Indeed that may well be the case as there has been good momentum in the book since the deal launched on Monday this week. The large size of the company and the liquidity in its domestic shares, which trade about $150 million to $200 million per day, makes it an interesting play for long funds that specialise in solar power or alternative energy stocks. But investors supposedly also like the company because of its economy of scale and low cost base, which suggests it will remain competitive as the solar power industry matures and the supply/demand situation gets tighter.

Already, it is supplying polysilicon to some of the largest solar wafer, cell and module manufacturers in the world, including Suntech Power and Yingli Green Energy in China, Green Energy Technology in Taiwan, Deutsche Solar in Germany and SunPower Corp in the US.

And the company will continue to grow. It has announced plans to triple its annual production capacity of polysilicon to 86,000 tonnes by the end of 2013 from 27,000 at the end of last year, and according to one source, it is on track to become the number one polysilicon player in the world by the end of this period. The company already has three polysilicon plants and it is currently in the process of expanding the capacity at the third plant to reduce bottlenecks. The two new plants, in Gunsan and Saemangeum in Korea, will add 20,000 tonnes and 24,000 tonnes of additional capacity, respectively, and are scheduled for completion in 2012 and 2013.

The total construction cost of the two plants will be about $3.1 billion, which, according to the offering circular will be funded partly from its operating cashflow and partly from the GDR proceeds. OCI said it “may need to raise additional funds through debt offerings or other financings to meet the remaining funding needs”.

However, there are expectations that the construction of polysilicon plants across the world in response to the shortage of this raw material a few years ago will eventually lead to an oversupply of polysilicon that will result in significant pricing pressure. But OCI believes that the large scale and integrated nature of its manufacturing plants will help it to maintain a key advantage versus the competition.

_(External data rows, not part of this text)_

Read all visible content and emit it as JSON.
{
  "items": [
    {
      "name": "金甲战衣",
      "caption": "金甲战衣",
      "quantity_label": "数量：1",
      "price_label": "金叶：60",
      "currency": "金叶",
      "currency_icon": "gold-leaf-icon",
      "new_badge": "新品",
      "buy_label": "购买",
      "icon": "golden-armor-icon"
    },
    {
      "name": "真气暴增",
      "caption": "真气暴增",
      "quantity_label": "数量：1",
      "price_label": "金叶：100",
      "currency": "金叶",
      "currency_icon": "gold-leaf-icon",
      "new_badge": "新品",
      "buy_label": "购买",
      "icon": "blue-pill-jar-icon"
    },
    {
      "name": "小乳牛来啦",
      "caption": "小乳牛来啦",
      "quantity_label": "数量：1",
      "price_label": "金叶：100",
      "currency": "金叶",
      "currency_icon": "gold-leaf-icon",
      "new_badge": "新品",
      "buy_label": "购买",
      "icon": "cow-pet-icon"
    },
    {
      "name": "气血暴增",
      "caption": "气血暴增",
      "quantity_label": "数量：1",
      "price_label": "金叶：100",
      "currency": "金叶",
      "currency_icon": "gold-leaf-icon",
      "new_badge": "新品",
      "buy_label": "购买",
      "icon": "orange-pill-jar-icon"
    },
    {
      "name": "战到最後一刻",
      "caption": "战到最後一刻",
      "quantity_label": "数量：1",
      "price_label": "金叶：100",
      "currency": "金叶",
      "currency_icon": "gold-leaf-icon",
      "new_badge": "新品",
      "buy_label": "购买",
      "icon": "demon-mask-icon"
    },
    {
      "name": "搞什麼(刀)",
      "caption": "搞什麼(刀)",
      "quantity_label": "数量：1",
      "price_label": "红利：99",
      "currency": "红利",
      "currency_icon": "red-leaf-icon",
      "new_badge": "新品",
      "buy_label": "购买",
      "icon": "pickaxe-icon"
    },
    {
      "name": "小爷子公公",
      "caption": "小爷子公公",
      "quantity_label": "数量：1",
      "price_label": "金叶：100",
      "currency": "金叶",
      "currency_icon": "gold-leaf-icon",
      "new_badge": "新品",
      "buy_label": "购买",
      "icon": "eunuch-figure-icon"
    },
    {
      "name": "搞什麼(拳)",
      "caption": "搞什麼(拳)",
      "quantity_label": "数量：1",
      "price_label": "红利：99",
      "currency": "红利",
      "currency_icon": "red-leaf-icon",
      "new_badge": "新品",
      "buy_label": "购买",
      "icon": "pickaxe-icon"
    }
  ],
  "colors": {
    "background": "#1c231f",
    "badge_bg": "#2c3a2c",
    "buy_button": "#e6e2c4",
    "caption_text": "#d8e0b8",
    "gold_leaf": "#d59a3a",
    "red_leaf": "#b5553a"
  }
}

In the offering circular it said that it is able to achieve cost savings through better utilisation of by-products and energy recovery across different processes, as well as additional cost savings through shared infrastructure and resources across different product lines, lower logistics costs and increased purchasing power.

In 2010, 58.4% of its Ebitda came from polysilicon, compared to just 36.6% in 2008. Meanwhile, its overall net profit has increased to about $528 million in 2010 from about $270 million in 2008.

While the development of solar power energy still depends to a large extend on government subsidies, a report published by industry consultant Solarbuzz this year said demand for high-purity polysilicon should grow alongside a projected increase in the demand for photovoltaic (PV) installations to 41.9 gigawatts in 2015 from 18.2GW in 2010.

The deal comes after the company’s share price has tripled in the past 12 months. The stock fell slightly in the first two days of the roadshow, but yesterday jumped 8.3% to W577,000, which left it only 9.8% below its record high of W640,000 that it hit at the end of April.

The GDR is being arranged by Barclays Capital, Credit Suisse and Royal Bank of Scotland.

¬ Haymarket Media Limited. All rights reserved.
Share our publication on social media
Share our publication on social media